EXERCISE: Print all of the entries exactly, minus the pictures.

SUPPLIED MATERIAL:
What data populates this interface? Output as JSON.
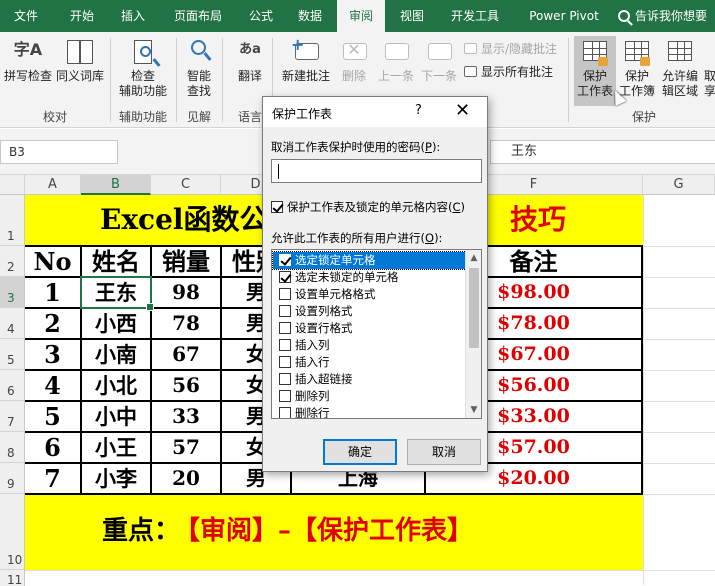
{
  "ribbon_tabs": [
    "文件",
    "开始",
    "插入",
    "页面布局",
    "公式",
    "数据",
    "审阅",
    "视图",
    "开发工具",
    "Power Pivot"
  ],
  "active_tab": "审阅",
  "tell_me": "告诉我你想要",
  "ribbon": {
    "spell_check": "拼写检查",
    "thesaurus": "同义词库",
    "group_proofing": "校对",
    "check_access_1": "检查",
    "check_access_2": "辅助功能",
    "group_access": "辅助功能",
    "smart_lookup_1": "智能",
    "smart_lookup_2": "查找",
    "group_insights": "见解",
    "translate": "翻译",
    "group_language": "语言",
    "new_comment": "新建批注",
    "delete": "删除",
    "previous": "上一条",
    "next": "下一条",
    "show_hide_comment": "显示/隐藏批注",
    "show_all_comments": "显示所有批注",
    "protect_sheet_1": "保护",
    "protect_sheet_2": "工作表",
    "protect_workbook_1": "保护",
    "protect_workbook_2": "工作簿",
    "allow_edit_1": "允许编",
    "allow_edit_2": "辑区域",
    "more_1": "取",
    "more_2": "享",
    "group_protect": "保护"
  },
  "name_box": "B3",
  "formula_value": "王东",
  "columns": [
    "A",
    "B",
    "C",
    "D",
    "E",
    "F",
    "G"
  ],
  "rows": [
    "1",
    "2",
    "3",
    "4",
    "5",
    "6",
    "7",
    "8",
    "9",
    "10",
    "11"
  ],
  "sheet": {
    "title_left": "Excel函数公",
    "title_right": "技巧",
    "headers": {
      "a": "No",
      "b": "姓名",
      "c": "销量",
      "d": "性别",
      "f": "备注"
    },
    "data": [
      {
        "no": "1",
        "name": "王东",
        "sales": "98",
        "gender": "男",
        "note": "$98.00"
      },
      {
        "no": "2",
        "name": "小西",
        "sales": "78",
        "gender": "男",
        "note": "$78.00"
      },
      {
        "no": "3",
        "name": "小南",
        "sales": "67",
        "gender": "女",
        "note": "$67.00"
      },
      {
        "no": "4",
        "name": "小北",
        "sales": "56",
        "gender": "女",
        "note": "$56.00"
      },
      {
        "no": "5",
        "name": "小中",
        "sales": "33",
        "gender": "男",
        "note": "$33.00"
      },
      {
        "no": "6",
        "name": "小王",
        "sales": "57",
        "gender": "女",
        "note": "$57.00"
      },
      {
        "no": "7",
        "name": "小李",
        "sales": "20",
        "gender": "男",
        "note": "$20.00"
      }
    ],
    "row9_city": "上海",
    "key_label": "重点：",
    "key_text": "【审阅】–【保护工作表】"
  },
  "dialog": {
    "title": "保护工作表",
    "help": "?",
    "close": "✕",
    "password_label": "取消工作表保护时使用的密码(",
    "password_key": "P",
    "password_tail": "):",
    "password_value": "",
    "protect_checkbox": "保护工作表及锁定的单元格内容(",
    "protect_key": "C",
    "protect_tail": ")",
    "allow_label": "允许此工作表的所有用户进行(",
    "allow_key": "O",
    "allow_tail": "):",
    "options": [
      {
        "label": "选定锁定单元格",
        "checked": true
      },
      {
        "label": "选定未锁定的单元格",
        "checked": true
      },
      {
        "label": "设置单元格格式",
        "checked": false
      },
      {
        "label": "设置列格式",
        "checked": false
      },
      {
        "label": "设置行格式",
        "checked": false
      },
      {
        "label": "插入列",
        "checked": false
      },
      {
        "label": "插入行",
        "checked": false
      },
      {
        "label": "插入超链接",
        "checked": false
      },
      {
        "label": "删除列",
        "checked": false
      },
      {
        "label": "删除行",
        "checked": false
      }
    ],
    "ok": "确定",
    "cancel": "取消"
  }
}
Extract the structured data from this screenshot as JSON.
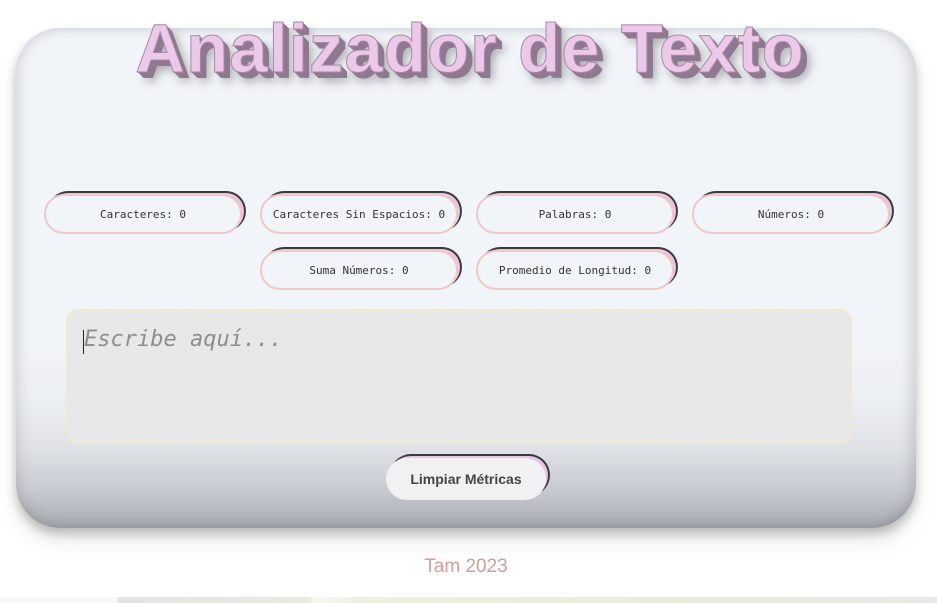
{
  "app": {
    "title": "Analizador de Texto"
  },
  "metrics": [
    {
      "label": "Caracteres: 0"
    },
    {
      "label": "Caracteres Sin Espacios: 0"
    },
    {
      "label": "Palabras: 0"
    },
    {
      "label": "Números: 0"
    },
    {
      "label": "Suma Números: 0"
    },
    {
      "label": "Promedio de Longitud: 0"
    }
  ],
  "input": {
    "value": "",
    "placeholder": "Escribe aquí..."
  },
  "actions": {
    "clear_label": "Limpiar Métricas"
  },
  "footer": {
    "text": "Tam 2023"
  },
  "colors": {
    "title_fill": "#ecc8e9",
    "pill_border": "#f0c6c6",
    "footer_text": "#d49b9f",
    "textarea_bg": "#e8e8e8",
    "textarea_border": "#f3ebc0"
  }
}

ANSWER SECTION:
What data populates this interface? Output as JSON.
{
  "ribbon_tabs": [
    "文件",
    "开始",
    "插入",
    "页面布局",
    "公式",
    "数据",
    "审阅",
    "视图",
    "开发工具",
    "Power Pivot"
  ],
  "active_tab": "审阅",
  "tell_me": "告诉我你想要",
  "ribbon": {
    "spell_check": "拼写检查",
    "thesaurus": "同义词库",
    "group_proofing": "校对",
    "check_access_1": "检查",
    "check_access_2": "辅助功能",
    "group_access": "辅助功能",
    "smart_lookup_1": "智能",
    "smart_lookup_2": "查找",
    "group_insights": "见解",
    "translate": "翻译",
    "group_language": "语言",
    "new_comment": "新建批注",
    "delete": "删除",
    "previous": "上一条",
    "next": "下一条",
    "show_hide_comment": "显示/隐藏批注",
    "show_all_comments": "显示所有批注",
    "protect_sheet_1": "保护",
    "protect_sheet_2": "工作表",
    "protect_workbook_1": "保护",
    "protect_workbook_2": "工作簿",
    "allow_edit_1": "允许编",
    "allow_edit_2": "辑区域",
    "more_1": "取",
    "more_2": "享",
    "group_protect": "保护"
  },
  "name_box": "B3",
  "formula_value": "王东",
  "columns": [
    "A",
    "B",
    "C",
    "D",
    "E",
    "F",
    "G"
  ],
  "rows": [
    "1",
    "2",
    "3",
    "4",
    "5",
    "6",
    "7",
    "8",
    "9",
    "10",
    "11"
  ],
  "sheet": {
    "title_left": "Excel函数公",
    "title_right": "技巧",
    "headers": {
      "a": "No",
      "b": "姓名",
      "c": "销量",
      "d": "性别",
      "f": "备注"
    },
    "data": [
      {
        "no": "1",
        "name": "王东",
        "sales": "98",
        "gender": "男",
        "note": "$98.00"
      },
      {
        "no": "2",
        "name": "小西",
        "sales": "78",
        "gender": "男",
        "note": "$78.00"
      },
      {
        "no": "3",
        "name": "小南",
        "sales": "67",
        "gender": "女",
        "note": "$67.00"
      },
      {
        "no": "4",
        "name": "小北",
        "sales": "56",
        "gender": "女",
        "note": "$56.00"
      },
      {
        "no": "5",
        "name": "小中",
        "sales": "33",
        "gender": "男",
        "note": "$33.00"
      },
      {
        "no": "6",
        "name": "小王",
        "sales": "57",
        "gender": "女",
        "note": "$57.00"
      },
      {
        "no": "7",
        "name": "小李",
        "sales": "20",
        "gender": "男",
        "note": "$20.00"
      }
    ],
    "row9_city": "上海",
    "key_label": "重点：",
    "key_text": "【审阅】–【保护工作表】"
  },
  "dialog": {
    "title": "保护工作表",
    "help": "?",
    "close": "✕",
    "password_label": "取消工作表保护时使用的密码(",
    "password_key": "P",
    "password_tail": "):",
    "password_value": "",
    "protect_checkbox": "保护工作表及锁定的单元格内容(",
    "protect_key": "C",
    "protect_tail": ")",
    "allow_label": "允许此工作表的所有用户进行(",
    "allow_key": "O",
    "allow_tail": "):",
    "options": [
      {
        "label": "选定锁定单元格",
        "checked": true
      },
      {
        "label": "选定未锁定的单元格",
        "checked": true
      },
      {
        "label": "设置单元格格式",
        "checked": false
      },
      {
        "label": "设置列格式",
        "checked": false
      },
      {
        "label": "设置行格式",
        "checked": false
      },
      {
        "label": "插入列",
        "checked": false
      },
      {
        "label": "插入行",
        "checked": false
      },
      {
        "label": "插入超链接",
        "checked": false
      },
      {
        "label": "删除列",
        "checked": false
      },
      {
        "label": "删除行",
        "checked": false
      }
    ],
    "ok": "确定",
    "cancel": "取消"
  }
}
Extract the structured data from this screenshot as JSON.
{
  "app": {
    "title": "Analizador de Texto"
  },
  "metrics": [
    {
      "label": "Caracteres: 0"
    },
    {
      "label": "Caracteres Sin Espacios: 0"
    },
    {
      "label": "Palabras: 0"
    },
    {
      "label": "Números: 0"
    },
    {
      "label": "Suma Números: 0"
    },
    {
      "label": "Promedio de Longitud: 0"
    }
  ],
  "input": {
    "value": "",
    "placeholder": "Escribe aquí..."
  },
  "actions": {
    "clear_label": "Limpiar Métricas"
  },
  "footer": {
    "text": "Tam 2023"
  },
  "colors": {
    "title_fill": "#ecc8e9",
    "pill_border": "#f0c6c6",
    "footer_text": "#d49b9f",
    "textarea_bg": "#e8e8e8",
    "textarea_border": "#f3ebc0"
  }
}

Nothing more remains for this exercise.